The Spartans were about many things, toughness and discipline being chief among them. Even in ancient times the simplicity of Spartan fare was famous. The point of this simplicity was to produce citizens who were both tough (because they were accustomed to privation) and equal (because they all shared in the experience of that privation). I think a lot of people take some of the ancient accounts of Spartan practices a little too much at face value (see the wonderful site Sparta Reconsidered). Nonetheless, here’s some of what Plutarch had to say about Spartan nutrition:
This was the object of the starvation diet. It was meagre both for the reasons given and purposely that the youth should never become accustomed to being sated, but to being able to go without food; for in this way, the Spartans thought, the youth would be more serviceable in war if they were able to carry on without food, and they would be more self-controlled and more frugal if they lived a very considerable time at small expense. And to put up with the plainest diet, so as to be able to consume anything that came to hand, they thought made the youths’ bodies more healthy owing to the scanty food, and they believed that this practice caused the bodies, repressed in any impulse towards thickness and breadth, to grow tall, and also to make them handsome; for a spare and lean condition they felt served to produce suppleness, while an overfed condition, because of too much weight, was against it.
The Spartans may have taken some things to extremes, but one thing they got right—tough conditions make tough people.
A place to start: There’s only one way to train yourself for hunger and that’s to force it upon yourself. Take up Intermittent Fasting (IF) as a means to do just that. There are a lot of different ways do IF. Some people will go a whole 24 hours without food a couple times a week. I prefer spacing my first meal of the day 16 hours after my last meal on the previous day, every day. For all the logistics of this see this great introductory article HERE. Besides all the health benefits associated with IF, not least of which is increasing the amount of stored fat you burn in a day, fasting truly does build toughness. I’ve learned just how much of hunger is psychological since taking it up as a regular practice, and being in situations where I have to delay eating rarely phase me anymore.

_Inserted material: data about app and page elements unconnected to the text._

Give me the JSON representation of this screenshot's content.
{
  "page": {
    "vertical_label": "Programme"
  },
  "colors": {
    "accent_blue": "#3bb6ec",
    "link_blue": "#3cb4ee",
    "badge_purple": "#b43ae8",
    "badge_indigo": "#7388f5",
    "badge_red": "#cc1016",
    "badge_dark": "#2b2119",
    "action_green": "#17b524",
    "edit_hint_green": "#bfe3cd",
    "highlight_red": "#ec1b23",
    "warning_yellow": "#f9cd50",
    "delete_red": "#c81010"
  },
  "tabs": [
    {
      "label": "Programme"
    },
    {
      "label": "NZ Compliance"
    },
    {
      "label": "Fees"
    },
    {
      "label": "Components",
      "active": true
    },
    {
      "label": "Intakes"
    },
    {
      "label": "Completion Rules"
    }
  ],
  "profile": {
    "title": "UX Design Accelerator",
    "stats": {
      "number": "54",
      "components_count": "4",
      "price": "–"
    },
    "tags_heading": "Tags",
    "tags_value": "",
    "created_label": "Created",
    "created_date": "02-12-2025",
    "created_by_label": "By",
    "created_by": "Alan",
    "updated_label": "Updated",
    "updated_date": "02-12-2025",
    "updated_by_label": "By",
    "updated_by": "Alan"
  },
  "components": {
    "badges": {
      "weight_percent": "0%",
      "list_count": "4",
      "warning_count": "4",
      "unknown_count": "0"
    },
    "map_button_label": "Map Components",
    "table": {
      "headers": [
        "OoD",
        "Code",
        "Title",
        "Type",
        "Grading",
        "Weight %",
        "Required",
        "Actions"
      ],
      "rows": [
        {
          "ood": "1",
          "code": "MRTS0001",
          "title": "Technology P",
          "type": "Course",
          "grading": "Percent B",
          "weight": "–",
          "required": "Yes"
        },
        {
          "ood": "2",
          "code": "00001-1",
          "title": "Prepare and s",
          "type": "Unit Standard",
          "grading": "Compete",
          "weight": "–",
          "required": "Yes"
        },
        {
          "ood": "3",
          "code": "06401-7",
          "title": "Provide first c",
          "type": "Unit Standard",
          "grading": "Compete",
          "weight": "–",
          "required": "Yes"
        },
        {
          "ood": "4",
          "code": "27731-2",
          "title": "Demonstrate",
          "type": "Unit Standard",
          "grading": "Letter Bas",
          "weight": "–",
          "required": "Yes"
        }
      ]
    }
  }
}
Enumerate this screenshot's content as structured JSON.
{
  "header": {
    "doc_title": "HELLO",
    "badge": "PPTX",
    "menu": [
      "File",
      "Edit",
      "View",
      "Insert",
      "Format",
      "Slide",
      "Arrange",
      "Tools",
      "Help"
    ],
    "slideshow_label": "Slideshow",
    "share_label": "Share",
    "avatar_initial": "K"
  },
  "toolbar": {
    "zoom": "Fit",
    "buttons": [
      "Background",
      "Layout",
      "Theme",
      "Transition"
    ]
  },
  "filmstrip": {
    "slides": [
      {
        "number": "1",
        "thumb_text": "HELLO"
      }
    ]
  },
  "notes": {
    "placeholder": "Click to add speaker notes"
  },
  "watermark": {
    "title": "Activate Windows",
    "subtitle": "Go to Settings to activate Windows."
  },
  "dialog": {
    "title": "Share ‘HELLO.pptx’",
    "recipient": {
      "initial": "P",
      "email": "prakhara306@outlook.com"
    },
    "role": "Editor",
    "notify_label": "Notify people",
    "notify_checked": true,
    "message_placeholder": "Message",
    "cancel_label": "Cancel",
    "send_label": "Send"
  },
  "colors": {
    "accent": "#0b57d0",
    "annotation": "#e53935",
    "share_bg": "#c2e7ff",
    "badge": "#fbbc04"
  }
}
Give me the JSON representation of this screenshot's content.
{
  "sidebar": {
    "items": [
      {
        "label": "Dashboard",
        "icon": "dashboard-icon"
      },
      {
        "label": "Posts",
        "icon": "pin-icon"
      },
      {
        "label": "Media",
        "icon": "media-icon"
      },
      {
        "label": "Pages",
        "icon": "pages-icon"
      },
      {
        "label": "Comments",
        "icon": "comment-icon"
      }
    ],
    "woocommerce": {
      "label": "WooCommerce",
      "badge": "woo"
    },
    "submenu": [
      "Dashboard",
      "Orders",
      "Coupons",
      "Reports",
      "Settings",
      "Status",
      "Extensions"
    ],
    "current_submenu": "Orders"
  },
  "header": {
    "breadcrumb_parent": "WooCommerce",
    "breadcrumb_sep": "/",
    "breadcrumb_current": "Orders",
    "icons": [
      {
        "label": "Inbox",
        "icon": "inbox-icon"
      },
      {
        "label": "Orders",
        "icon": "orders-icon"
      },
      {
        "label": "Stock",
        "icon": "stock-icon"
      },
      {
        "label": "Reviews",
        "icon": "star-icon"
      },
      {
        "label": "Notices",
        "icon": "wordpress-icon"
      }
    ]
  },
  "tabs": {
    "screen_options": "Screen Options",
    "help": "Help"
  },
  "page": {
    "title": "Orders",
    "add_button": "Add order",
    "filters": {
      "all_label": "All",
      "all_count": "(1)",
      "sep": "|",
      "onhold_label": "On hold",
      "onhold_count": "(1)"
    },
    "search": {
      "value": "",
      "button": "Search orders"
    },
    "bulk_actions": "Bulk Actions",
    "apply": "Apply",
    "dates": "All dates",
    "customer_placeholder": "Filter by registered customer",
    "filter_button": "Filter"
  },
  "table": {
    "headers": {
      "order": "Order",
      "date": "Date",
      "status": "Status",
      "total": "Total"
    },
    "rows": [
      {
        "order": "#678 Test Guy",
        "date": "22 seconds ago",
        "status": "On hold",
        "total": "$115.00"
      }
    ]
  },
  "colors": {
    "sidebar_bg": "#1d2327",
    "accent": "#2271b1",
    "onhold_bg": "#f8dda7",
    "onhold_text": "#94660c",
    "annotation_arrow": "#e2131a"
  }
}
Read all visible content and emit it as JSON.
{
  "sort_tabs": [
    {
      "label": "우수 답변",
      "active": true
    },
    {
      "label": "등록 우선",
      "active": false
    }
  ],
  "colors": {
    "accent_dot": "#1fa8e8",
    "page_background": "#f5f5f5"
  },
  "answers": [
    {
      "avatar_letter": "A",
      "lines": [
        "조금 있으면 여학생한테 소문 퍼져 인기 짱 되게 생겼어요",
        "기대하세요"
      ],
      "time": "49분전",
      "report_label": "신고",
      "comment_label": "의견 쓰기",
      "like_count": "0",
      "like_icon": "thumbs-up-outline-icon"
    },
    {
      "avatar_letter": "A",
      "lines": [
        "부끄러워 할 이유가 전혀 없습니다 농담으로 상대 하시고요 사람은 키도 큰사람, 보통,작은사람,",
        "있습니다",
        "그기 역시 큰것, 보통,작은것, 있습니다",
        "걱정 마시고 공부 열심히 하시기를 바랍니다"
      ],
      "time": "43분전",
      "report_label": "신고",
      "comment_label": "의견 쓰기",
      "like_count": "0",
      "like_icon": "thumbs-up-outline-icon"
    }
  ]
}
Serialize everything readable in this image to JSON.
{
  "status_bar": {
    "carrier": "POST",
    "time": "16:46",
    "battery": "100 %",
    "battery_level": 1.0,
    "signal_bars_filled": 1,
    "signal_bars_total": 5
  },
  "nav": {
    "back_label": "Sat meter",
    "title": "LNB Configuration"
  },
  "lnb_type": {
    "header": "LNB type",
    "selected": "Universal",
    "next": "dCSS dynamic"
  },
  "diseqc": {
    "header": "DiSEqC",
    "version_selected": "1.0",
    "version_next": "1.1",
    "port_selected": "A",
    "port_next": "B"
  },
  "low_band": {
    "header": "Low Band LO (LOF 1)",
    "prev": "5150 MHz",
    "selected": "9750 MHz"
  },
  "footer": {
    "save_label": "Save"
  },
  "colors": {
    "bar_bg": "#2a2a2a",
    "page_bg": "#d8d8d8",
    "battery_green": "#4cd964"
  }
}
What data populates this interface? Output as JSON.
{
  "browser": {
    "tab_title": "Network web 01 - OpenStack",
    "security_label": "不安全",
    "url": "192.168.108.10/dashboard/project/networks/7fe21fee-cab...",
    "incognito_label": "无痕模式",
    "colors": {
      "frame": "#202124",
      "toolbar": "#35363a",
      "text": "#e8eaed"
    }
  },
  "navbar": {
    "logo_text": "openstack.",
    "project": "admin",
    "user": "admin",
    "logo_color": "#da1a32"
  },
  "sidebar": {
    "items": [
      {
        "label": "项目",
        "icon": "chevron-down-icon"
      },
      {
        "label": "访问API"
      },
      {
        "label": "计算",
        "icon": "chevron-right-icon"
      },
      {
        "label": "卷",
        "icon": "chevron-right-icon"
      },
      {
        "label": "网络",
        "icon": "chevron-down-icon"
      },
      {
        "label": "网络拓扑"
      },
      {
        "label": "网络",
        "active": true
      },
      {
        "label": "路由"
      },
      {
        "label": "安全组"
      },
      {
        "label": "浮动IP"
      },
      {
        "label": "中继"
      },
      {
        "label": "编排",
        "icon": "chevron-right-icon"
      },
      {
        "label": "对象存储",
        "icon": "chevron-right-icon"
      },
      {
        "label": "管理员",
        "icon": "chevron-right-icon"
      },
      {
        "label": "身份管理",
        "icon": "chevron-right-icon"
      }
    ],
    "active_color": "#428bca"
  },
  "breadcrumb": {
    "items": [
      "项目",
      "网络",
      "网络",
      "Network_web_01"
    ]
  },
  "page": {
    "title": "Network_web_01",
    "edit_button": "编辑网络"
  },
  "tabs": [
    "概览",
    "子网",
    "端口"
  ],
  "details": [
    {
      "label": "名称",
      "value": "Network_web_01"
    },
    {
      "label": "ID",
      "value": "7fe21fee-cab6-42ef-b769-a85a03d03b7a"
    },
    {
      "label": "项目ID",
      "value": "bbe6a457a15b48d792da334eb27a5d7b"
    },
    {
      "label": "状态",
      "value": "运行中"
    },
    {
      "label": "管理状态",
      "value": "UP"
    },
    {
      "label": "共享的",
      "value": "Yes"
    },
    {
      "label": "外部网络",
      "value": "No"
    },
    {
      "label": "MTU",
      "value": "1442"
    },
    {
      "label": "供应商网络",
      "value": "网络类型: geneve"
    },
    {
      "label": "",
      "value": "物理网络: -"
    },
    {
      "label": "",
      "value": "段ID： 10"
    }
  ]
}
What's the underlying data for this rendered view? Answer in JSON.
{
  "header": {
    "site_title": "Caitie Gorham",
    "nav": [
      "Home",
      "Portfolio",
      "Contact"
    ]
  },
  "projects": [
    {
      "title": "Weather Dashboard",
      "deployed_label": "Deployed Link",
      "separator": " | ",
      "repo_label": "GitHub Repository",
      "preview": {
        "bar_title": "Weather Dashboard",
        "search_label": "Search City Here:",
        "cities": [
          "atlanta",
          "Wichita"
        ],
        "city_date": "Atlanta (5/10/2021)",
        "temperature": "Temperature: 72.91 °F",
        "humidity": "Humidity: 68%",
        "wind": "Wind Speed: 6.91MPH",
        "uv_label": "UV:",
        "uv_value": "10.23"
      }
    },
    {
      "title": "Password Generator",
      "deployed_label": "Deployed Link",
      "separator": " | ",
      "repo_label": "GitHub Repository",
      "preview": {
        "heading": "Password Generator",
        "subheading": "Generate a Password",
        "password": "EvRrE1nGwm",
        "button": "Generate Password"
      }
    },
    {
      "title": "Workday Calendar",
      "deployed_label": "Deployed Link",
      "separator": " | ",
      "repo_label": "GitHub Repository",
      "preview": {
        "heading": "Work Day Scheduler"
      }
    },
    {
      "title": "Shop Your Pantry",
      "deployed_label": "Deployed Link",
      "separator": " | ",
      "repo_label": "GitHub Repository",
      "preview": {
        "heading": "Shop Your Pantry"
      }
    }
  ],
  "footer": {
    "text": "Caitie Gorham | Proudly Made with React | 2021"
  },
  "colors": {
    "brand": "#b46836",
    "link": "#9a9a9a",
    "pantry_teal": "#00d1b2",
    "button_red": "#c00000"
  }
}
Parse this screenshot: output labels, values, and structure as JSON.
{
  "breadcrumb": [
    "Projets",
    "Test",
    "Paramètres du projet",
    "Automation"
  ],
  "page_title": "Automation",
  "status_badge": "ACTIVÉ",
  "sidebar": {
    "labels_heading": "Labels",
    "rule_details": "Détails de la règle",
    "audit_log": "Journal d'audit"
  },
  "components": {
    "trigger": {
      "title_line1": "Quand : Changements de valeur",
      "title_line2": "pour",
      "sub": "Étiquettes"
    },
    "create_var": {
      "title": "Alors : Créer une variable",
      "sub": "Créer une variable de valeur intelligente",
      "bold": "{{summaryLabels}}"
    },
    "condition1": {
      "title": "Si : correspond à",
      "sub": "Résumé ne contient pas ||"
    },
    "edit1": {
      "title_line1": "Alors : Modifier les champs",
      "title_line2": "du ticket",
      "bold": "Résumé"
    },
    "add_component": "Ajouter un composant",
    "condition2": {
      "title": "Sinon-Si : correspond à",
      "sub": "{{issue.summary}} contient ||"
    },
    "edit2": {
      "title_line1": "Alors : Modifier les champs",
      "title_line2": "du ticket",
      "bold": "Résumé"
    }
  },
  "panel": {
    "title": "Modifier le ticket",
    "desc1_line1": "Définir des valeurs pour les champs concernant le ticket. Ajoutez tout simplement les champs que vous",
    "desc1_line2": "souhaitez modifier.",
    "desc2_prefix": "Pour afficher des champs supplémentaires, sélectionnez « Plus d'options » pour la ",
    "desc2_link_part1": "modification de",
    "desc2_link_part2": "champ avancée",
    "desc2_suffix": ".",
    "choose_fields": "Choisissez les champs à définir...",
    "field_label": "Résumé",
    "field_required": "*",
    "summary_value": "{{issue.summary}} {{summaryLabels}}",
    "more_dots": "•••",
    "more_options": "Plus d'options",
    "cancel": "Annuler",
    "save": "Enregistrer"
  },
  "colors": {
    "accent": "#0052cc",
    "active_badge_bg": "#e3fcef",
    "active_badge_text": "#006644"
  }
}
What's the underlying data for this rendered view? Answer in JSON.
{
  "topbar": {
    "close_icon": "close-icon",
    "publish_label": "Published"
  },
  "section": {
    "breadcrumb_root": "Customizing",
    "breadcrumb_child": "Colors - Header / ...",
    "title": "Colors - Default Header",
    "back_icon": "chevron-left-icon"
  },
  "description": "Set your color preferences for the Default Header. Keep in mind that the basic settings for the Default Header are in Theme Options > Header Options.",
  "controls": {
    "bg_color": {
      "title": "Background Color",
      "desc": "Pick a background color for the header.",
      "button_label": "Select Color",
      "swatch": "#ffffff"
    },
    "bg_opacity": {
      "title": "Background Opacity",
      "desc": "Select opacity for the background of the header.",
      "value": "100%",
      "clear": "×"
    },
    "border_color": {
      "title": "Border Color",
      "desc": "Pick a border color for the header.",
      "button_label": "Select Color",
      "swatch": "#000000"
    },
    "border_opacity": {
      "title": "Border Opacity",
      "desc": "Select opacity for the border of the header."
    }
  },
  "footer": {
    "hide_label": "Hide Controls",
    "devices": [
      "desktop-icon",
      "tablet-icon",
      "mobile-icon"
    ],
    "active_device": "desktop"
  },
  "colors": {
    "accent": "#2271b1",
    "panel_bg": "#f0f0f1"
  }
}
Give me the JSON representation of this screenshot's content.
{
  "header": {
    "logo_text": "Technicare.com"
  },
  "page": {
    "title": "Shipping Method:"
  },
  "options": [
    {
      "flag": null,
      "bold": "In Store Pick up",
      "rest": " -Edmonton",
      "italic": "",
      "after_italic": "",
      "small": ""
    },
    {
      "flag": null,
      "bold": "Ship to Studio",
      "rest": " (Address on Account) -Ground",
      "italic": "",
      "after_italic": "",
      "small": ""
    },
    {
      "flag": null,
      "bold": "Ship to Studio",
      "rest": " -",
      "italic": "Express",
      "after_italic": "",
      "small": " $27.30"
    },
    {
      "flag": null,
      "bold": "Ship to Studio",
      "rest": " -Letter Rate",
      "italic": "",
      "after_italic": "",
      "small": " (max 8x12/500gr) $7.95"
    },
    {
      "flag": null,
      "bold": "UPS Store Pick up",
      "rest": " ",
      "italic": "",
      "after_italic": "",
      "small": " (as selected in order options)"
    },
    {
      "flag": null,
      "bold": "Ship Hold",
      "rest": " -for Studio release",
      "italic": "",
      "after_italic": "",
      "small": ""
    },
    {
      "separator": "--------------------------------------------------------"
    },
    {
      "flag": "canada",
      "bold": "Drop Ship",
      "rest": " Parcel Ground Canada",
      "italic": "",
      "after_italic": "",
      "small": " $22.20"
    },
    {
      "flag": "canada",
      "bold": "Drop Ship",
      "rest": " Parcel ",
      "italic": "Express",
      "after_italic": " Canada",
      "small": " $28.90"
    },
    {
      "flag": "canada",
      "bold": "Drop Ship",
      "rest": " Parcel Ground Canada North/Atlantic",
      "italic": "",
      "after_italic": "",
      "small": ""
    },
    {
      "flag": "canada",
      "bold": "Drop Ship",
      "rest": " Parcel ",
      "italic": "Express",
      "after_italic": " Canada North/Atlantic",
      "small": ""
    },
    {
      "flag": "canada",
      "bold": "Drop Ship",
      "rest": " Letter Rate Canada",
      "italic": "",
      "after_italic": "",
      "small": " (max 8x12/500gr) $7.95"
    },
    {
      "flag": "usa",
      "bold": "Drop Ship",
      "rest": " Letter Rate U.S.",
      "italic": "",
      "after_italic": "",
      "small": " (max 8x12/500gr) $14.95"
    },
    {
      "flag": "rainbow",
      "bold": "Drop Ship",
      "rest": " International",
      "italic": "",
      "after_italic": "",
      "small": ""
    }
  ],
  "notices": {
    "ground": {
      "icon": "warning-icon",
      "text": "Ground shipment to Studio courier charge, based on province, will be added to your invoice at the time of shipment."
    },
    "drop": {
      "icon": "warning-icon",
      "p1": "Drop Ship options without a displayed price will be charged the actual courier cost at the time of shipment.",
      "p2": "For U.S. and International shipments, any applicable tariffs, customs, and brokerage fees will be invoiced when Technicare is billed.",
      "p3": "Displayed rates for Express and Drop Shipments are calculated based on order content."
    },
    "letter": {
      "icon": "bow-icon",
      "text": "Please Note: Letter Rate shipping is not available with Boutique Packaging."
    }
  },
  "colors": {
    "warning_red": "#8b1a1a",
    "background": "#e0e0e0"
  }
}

You can combine all of the above practices, or pick and choose which best fit your lifestyle and fitness goals. If nothing else, taking the time to consider your relationship to food can be a powerful experience all on its own. To take a page from another ancient philosopher, Socrates, it is the unexamined life which is not worth living.